The report also condemns the Swedish government for direct complicity in the CIA renditions of Ahmed Agiza and Mohammed al-Zari from Stockholm to Cairo in December 2001. Both men were subsequently tortured. The report notes that Swedish reliance upon “diplomatic assurances” from the Egyptian authorities, promising that the two men would not be tortured upon return, provided no safeguard against such abuse.

The German government was identified as complicit in the renditions of Khaled el-Masri and Mohammed Zammar. US military bases in Germany were also used for stopovers during rendition flights. The report described interrogations by German officials of Murat Kurnaz, a Turkish national and resident of Germany, at Guantanamo Bay in 2002 and 2004, and the German government’s failure to assist in Kurnaz’s release until 2006.

The committee’s report concludes that there were at least 1,245 overflights or stopovers by CIA planes in Europe, and that some of these flights probably involved prisoner transfers.

The report contains a set of detailed recommendations to European governments to ensure that CIA abuses are fully investigated, and that they do not happen again in the future. It calls on existing and aspiring EU member states to, for example, pass laws regulating the activities of foreign secret services on their territories.

“European governments that facilitated CIA abuses in the recent past must now take concrete steps to prevent their reoccurrence,” said Mariner. “It’s shocking that these abuses happened at all, but it would be utterly inexcusable for them to happen again.”
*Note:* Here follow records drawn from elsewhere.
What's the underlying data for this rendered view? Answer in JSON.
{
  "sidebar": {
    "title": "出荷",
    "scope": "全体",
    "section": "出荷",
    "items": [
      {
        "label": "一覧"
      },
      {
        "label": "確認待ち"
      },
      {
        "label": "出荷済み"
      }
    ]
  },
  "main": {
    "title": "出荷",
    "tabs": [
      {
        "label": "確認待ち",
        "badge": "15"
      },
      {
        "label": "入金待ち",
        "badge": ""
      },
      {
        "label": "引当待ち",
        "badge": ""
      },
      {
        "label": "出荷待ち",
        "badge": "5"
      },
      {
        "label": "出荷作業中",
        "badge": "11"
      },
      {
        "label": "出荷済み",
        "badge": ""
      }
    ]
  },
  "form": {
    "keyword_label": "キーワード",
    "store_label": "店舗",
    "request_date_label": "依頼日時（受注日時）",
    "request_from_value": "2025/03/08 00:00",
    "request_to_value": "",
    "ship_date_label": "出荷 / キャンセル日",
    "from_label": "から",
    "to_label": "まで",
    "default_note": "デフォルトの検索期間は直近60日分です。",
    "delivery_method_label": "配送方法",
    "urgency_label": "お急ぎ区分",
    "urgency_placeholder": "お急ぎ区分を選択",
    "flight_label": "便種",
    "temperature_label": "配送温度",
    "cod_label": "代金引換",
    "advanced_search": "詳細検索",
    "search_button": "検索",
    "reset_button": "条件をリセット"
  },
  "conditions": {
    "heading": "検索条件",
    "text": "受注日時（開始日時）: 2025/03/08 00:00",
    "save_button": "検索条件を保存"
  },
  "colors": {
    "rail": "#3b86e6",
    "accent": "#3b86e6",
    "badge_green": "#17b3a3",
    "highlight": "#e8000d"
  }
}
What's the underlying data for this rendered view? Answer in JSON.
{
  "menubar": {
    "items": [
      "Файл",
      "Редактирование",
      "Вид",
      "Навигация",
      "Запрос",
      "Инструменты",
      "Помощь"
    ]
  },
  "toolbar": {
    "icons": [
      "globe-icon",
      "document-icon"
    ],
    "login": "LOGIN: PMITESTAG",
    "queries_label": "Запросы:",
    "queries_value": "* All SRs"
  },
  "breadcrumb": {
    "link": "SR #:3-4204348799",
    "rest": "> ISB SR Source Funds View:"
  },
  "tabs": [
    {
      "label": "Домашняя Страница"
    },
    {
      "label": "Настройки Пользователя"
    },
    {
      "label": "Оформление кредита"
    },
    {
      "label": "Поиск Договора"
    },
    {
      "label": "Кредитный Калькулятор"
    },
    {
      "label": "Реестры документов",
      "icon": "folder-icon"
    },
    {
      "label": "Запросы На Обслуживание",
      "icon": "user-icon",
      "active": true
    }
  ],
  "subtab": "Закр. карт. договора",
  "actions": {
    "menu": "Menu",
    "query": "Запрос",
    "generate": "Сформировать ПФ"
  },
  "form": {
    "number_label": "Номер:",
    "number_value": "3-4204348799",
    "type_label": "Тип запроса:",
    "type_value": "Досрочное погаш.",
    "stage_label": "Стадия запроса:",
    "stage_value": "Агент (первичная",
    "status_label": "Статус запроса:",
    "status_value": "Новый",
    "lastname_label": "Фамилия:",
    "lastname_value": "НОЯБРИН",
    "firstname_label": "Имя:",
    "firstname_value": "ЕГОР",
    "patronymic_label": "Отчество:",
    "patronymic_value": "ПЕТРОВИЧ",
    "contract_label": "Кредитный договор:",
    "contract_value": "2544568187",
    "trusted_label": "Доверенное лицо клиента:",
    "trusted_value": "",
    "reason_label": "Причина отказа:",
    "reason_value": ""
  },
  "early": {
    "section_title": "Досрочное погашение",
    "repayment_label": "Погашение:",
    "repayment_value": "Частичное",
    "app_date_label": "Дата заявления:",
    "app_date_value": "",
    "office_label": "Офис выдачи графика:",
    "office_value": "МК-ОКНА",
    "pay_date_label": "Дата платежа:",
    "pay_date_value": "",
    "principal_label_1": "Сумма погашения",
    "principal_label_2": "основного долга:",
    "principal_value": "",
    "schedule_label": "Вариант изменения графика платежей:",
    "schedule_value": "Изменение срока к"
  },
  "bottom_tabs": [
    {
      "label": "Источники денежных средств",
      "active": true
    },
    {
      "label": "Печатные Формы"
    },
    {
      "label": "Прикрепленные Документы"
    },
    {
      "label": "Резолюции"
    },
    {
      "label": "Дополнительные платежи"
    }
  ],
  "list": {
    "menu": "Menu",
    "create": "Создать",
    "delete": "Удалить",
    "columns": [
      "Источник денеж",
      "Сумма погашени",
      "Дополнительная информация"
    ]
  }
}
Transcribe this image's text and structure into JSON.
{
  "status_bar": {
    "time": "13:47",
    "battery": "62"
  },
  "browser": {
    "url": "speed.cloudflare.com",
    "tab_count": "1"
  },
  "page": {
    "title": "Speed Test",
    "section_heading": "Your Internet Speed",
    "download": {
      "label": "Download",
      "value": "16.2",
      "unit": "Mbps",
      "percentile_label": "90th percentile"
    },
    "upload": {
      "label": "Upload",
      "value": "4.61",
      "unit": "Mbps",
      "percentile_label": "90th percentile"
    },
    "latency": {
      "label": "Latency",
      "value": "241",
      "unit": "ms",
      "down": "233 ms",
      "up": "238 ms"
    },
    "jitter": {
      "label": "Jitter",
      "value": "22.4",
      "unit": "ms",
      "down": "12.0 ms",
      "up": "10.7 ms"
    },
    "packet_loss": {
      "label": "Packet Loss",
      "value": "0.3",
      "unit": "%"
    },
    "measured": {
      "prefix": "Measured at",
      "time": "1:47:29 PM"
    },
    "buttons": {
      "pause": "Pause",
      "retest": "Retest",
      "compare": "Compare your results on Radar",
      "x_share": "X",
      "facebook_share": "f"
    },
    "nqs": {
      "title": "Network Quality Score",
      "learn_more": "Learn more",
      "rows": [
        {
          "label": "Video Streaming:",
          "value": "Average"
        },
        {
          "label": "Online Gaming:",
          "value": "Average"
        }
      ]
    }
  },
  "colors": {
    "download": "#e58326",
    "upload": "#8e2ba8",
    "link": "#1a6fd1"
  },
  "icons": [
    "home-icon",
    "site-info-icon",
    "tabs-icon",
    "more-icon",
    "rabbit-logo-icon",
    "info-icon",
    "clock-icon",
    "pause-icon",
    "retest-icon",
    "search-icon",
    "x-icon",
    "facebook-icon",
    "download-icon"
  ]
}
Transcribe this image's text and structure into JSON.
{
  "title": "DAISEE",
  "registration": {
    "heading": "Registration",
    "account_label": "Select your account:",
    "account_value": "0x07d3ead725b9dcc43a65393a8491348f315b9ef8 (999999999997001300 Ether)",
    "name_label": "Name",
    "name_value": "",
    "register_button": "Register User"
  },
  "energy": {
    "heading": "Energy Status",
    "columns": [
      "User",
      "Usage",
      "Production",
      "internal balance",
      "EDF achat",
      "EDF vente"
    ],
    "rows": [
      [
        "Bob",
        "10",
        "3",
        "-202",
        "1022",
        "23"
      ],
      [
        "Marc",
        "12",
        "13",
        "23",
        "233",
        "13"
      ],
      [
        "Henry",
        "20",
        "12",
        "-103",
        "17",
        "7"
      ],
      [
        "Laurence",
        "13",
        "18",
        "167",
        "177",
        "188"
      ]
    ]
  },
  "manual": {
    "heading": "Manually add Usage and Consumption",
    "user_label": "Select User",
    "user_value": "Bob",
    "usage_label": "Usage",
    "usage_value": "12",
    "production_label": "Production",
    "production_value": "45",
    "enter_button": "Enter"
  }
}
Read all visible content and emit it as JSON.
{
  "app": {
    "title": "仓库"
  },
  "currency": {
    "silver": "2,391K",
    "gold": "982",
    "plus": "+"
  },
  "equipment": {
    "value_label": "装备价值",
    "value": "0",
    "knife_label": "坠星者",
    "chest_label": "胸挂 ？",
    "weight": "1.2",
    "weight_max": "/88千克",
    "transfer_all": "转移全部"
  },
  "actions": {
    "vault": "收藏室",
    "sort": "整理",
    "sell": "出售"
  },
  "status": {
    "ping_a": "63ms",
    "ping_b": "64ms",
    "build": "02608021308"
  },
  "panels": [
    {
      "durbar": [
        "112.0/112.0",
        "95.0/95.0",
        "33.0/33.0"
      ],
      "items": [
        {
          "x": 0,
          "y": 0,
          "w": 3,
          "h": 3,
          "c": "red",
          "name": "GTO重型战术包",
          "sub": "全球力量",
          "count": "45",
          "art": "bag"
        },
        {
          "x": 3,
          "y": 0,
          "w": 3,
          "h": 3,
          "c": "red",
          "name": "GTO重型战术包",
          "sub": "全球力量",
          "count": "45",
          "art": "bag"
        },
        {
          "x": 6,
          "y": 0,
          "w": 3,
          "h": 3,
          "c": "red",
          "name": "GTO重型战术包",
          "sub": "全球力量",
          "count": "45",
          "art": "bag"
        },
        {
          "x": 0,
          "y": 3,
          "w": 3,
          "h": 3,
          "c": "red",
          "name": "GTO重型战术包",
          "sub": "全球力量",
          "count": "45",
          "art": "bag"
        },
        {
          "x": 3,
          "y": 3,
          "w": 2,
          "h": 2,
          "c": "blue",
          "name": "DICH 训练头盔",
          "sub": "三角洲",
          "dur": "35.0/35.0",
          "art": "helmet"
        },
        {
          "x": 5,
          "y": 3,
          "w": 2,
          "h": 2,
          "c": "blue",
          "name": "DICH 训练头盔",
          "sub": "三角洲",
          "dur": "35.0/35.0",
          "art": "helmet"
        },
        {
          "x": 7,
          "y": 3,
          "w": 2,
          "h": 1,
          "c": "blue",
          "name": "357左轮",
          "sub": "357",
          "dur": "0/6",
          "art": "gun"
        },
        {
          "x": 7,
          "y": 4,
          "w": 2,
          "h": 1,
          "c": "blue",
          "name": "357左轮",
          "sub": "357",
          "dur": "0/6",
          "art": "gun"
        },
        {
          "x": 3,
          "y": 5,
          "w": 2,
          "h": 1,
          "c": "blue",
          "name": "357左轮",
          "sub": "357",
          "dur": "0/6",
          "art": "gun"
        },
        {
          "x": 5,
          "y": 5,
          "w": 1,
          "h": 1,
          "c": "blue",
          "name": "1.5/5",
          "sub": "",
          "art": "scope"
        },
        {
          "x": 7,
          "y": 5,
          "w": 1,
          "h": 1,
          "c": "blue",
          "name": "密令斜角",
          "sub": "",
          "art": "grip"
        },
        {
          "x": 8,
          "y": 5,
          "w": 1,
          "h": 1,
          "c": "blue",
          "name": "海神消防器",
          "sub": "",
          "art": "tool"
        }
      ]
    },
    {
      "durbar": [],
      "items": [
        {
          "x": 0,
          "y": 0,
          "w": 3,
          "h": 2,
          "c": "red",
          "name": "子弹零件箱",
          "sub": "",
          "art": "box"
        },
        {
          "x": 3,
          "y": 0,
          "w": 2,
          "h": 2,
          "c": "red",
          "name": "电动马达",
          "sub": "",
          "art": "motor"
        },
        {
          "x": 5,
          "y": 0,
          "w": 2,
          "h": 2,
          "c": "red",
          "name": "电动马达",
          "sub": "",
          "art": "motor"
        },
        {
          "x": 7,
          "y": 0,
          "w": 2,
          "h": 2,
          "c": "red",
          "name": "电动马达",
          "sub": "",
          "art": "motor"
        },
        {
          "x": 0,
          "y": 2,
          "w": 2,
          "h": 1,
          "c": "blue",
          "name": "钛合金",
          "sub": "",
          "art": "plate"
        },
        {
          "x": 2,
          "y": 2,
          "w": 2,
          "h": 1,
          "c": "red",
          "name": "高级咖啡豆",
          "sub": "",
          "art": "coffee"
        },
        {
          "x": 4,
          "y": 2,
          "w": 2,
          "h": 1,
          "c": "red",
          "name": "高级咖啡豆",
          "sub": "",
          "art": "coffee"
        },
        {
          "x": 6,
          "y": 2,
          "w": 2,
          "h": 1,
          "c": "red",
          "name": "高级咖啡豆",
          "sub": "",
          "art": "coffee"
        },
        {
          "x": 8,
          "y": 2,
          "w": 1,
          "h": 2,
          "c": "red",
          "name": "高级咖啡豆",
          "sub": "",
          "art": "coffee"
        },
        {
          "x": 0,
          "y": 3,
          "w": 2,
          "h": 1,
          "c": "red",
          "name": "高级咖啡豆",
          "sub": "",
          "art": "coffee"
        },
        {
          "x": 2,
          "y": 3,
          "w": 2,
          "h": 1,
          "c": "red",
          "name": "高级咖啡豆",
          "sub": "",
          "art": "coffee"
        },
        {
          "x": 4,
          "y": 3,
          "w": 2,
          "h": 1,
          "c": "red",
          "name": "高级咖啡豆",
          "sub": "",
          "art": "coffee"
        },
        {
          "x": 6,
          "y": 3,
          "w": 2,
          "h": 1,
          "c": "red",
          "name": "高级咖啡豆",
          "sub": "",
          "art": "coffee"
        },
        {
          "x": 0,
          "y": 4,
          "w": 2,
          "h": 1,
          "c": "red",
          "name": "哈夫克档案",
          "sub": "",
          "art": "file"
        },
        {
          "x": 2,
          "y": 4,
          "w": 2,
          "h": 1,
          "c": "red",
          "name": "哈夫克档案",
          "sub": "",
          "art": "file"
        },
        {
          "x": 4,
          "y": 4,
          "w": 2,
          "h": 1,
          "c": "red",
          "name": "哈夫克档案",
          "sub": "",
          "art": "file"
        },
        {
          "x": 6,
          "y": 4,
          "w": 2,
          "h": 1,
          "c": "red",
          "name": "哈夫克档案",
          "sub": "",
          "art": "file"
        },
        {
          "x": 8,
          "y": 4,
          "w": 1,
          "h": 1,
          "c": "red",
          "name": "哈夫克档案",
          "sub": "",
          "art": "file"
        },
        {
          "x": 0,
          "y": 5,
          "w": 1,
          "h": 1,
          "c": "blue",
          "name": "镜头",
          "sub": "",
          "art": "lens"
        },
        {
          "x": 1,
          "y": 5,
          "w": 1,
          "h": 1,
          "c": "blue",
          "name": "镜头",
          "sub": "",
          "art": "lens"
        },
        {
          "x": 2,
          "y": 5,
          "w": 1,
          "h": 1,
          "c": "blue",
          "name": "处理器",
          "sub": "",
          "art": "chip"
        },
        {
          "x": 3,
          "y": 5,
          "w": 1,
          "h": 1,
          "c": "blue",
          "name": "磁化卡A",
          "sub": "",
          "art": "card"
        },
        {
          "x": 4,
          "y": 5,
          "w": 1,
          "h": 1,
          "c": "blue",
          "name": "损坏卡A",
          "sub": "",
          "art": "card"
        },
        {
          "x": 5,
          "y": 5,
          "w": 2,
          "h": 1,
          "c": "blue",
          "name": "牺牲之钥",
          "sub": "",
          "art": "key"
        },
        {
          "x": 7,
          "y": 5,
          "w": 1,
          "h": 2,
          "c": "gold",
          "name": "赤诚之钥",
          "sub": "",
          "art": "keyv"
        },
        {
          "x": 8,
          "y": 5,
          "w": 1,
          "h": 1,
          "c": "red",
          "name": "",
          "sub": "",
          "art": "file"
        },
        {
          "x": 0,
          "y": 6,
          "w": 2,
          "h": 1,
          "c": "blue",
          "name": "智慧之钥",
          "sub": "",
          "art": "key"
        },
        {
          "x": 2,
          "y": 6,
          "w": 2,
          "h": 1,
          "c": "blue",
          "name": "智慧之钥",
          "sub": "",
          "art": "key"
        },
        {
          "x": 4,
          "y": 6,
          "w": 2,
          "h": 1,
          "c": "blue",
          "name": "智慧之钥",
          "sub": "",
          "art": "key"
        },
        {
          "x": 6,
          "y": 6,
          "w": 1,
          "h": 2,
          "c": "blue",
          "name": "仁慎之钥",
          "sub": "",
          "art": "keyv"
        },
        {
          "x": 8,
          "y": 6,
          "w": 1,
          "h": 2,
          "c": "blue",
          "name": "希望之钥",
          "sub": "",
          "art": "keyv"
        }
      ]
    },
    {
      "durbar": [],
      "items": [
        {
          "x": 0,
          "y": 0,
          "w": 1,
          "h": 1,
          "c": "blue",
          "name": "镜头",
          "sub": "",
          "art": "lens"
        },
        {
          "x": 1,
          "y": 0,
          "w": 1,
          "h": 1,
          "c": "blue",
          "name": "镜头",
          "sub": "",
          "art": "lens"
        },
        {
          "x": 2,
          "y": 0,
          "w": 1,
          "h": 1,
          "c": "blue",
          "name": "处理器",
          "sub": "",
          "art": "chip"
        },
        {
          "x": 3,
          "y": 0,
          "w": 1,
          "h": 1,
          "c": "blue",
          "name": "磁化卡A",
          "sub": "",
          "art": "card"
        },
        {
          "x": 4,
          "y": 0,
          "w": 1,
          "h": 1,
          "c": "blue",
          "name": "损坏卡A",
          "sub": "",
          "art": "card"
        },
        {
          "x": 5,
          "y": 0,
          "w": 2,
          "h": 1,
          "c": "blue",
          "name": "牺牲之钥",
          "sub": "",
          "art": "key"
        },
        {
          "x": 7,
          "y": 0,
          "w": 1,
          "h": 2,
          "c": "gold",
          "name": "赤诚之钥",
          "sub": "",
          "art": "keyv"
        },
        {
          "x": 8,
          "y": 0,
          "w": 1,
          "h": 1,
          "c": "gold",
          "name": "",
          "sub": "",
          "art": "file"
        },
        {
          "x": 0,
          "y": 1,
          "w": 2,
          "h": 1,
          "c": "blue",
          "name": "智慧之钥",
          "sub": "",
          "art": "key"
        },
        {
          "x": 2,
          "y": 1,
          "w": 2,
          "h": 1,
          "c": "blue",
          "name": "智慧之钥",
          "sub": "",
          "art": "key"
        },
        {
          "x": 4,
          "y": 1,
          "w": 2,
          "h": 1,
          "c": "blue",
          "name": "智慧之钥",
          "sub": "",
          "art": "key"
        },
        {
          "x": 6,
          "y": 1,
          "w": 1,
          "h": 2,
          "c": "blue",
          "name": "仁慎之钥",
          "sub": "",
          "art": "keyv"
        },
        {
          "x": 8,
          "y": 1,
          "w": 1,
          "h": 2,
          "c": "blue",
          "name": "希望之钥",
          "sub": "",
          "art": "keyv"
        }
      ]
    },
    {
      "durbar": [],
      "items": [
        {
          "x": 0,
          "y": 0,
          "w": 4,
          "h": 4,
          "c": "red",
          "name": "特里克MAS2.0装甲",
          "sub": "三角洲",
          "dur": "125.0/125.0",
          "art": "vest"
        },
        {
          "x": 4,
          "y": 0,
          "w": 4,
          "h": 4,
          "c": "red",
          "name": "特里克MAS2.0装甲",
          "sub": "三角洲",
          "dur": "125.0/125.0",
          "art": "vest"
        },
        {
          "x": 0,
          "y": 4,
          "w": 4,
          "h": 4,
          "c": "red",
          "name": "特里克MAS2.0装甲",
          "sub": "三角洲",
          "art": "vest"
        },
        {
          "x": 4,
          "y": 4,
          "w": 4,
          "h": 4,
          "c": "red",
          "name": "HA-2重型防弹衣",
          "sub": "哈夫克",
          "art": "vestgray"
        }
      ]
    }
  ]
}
The report also calls on the US government to close the Guantanamo Bay detention facility, and for European governments to accept the return of their citizens and residents held at Guantanamo. It criticizes the British government, in particular, for refusing to provide consular assistance to two long-term British residents who remain in detention at Guantanamo.

As the report stresses, extraordinary rendition and secret detention “involve multiple violations of human rights,” including violations of the right to be free of torture and other inhumane treatment.

Human Rights Watch called on the US Congress to prioritize reforming US detention policies when it begins its session next year.

The draft report was issued by the Temporary Committee on the alleged use of European countries by the CIA for the transportation and illegal detention of prisoners. The committee was established in January, in the wake of a public outcry over press reports about secret CIA prisons in Eastern Europe. Its rapporteur is the Italian MEP, Claudio Fava.

The committee’s report is the result of many months of investigations. As part of its inquiry, the parliamentary committee undertook fact-finding missions to seven countries and held some 130 interviews and hearings. Human Rights Watch representatives testified before the committee in February and May 2006.